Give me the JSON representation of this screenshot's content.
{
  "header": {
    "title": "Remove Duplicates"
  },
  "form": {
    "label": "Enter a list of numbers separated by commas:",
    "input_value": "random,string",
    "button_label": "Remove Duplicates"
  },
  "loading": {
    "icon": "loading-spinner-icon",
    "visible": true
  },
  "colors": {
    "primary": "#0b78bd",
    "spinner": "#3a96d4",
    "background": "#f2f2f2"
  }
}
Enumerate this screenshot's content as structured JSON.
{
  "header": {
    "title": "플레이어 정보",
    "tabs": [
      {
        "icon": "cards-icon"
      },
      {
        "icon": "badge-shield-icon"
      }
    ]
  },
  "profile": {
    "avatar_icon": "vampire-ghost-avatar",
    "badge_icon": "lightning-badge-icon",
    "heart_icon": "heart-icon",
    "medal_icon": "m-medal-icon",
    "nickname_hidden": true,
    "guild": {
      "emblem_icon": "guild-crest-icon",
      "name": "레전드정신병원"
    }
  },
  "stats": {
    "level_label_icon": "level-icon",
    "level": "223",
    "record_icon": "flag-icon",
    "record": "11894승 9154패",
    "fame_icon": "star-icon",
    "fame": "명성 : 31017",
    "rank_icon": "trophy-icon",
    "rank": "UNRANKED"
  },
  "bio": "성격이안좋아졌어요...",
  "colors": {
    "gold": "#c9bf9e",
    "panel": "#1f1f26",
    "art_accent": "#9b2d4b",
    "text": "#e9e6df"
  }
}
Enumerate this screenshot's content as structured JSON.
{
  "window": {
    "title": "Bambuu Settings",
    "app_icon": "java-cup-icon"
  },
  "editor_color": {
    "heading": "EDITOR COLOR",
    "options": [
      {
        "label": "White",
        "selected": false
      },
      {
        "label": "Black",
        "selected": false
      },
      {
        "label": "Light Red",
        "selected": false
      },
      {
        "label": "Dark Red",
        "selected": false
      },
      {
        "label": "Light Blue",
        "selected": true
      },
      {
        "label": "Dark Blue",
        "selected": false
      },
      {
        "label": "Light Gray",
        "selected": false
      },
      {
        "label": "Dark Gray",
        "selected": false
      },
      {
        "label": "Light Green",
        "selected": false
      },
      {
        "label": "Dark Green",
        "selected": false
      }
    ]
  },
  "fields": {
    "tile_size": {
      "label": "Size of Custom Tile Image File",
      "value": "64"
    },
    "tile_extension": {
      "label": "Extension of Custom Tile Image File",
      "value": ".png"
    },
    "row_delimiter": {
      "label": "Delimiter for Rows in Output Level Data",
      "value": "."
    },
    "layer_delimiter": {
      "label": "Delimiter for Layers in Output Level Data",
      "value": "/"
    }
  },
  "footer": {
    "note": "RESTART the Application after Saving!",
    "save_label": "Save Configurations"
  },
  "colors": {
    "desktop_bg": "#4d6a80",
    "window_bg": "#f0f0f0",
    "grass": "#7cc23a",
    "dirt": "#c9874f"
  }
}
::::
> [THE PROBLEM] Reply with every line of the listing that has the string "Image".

> [RESPONSE]
      "label": "Size of Custom Tile Image File",
      "label": "Extension of Custom Tile Image File",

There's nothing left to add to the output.